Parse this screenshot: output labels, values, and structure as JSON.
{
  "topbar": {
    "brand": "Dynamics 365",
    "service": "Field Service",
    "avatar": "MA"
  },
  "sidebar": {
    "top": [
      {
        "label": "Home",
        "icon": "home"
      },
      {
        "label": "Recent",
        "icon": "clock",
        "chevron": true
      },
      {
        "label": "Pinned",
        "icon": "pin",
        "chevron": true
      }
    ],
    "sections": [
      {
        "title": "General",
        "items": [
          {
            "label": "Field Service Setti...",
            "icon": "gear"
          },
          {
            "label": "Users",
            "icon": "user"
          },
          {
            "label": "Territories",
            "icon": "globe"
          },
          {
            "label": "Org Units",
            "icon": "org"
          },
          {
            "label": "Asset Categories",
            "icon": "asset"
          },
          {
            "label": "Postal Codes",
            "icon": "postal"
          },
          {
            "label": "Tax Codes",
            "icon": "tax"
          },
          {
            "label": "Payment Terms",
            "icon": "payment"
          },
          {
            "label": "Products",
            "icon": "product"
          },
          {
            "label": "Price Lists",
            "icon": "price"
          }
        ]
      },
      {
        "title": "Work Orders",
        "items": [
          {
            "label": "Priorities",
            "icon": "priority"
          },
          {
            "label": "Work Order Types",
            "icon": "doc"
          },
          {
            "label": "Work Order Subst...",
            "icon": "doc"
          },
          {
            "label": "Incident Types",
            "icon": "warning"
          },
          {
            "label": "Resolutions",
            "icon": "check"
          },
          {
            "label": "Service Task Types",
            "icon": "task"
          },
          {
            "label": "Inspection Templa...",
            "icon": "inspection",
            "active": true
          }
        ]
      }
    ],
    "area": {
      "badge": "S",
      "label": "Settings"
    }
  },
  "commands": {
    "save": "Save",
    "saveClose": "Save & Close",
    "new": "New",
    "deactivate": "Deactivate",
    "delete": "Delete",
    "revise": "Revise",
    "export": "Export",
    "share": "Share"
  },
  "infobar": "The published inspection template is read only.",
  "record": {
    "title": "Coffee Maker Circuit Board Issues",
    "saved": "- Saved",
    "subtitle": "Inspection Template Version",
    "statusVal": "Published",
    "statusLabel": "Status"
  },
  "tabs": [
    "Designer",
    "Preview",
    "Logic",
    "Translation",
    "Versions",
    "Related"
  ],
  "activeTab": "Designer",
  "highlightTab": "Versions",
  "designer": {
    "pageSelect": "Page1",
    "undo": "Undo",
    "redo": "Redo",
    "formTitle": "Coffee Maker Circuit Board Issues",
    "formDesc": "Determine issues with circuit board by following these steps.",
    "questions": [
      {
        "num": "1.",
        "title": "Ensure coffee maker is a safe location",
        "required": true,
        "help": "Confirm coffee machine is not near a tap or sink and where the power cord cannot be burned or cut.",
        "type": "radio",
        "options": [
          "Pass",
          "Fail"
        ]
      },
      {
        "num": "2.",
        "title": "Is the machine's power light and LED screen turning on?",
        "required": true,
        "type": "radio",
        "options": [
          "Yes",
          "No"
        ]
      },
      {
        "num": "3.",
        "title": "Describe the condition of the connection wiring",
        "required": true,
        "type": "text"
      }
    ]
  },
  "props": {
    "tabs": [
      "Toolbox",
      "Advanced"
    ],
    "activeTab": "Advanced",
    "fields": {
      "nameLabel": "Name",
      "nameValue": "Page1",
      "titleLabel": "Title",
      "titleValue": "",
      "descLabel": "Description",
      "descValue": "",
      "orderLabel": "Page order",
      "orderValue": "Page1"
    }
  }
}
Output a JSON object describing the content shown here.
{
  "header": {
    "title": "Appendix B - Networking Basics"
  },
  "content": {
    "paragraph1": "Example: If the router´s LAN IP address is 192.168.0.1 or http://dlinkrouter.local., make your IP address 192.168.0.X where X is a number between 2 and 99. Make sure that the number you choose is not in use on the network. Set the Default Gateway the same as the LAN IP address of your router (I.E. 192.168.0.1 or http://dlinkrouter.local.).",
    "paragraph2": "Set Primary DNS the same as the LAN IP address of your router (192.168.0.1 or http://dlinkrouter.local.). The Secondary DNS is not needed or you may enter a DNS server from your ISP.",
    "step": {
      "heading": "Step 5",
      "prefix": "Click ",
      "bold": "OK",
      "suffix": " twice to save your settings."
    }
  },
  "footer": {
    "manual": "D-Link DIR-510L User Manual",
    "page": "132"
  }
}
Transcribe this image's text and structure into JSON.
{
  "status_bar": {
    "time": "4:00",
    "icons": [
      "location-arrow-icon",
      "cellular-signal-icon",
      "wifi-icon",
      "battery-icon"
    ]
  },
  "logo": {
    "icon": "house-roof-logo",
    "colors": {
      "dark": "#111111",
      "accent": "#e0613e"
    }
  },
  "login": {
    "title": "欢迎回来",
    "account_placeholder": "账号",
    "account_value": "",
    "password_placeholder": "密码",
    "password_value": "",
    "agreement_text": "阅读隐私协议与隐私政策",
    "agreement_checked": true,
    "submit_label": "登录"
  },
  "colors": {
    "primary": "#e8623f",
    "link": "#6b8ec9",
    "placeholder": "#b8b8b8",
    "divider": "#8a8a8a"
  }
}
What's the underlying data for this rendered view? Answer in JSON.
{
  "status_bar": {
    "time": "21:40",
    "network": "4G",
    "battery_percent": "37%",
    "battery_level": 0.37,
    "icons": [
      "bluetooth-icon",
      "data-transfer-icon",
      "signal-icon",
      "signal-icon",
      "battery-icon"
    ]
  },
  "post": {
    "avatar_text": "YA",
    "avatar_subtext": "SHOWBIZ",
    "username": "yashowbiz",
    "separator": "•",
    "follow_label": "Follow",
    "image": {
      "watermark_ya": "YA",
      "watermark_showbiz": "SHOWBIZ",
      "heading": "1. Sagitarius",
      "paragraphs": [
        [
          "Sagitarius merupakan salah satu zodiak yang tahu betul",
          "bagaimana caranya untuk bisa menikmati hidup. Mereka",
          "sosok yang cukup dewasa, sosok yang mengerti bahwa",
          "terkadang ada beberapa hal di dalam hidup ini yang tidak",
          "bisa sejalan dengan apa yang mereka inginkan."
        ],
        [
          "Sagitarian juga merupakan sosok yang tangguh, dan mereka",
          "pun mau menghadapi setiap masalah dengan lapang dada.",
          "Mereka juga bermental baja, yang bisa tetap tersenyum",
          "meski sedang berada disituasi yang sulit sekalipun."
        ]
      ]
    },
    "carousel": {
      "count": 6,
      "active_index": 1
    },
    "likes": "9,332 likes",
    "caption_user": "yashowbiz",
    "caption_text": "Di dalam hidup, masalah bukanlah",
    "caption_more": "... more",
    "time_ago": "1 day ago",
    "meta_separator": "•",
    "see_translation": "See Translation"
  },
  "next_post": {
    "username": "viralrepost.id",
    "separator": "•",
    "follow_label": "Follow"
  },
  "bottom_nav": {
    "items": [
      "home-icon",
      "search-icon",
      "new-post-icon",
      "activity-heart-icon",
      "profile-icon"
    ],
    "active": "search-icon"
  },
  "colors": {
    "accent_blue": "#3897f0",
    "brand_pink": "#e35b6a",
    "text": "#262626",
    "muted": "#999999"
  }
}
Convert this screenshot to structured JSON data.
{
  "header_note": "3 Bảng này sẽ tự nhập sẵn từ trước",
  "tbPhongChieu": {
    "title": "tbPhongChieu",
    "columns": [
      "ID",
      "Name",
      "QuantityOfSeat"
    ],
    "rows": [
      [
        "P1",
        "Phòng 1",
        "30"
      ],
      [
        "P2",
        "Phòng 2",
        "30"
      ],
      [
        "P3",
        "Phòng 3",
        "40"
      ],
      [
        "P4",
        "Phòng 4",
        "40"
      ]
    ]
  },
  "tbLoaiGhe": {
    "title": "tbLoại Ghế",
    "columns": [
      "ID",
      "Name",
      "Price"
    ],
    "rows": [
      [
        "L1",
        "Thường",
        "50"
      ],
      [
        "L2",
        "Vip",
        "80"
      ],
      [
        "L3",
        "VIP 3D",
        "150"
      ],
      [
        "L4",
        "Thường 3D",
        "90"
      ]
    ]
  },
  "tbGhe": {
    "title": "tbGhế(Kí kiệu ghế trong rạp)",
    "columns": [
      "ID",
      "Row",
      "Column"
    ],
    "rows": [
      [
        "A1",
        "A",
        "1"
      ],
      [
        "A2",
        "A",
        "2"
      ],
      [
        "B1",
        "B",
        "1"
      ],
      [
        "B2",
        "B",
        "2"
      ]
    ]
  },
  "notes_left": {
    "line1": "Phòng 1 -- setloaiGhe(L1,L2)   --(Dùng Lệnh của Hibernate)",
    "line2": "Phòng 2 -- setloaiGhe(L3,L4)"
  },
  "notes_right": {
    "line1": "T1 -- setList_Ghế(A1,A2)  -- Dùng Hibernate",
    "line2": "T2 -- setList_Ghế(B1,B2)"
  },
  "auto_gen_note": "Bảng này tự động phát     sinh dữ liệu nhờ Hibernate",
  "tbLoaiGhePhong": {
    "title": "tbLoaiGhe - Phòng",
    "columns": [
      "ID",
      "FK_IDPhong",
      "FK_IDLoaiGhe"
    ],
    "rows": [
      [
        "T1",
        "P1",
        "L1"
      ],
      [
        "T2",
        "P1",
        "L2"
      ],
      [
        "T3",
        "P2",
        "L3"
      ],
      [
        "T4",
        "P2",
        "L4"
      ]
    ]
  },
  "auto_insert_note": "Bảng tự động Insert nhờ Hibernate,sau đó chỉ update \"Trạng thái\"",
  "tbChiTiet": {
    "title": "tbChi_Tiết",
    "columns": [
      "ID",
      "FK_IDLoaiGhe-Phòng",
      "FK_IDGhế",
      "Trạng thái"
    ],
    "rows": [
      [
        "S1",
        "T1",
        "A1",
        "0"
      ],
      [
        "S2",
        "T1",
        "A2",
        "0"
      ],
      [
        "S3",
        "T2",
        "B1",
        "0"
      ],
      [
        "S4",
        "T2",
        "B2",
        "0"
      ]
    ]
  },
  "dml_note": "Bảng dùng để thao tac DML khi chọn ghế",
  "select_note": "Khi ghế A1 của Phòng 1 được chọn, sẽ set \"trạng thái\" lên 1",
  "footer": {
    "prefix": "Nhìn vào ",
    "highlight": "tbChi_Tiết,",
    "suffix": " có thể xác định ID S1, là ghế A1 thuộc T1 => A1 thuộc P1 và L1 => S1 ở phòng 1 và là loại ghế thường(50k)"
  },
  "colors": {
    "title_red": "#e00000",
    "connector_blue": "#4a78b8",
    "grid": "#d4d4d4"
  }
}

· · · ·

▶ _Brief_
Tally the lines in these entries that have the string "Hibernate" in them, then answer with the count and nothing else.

▶ _Answer section_
4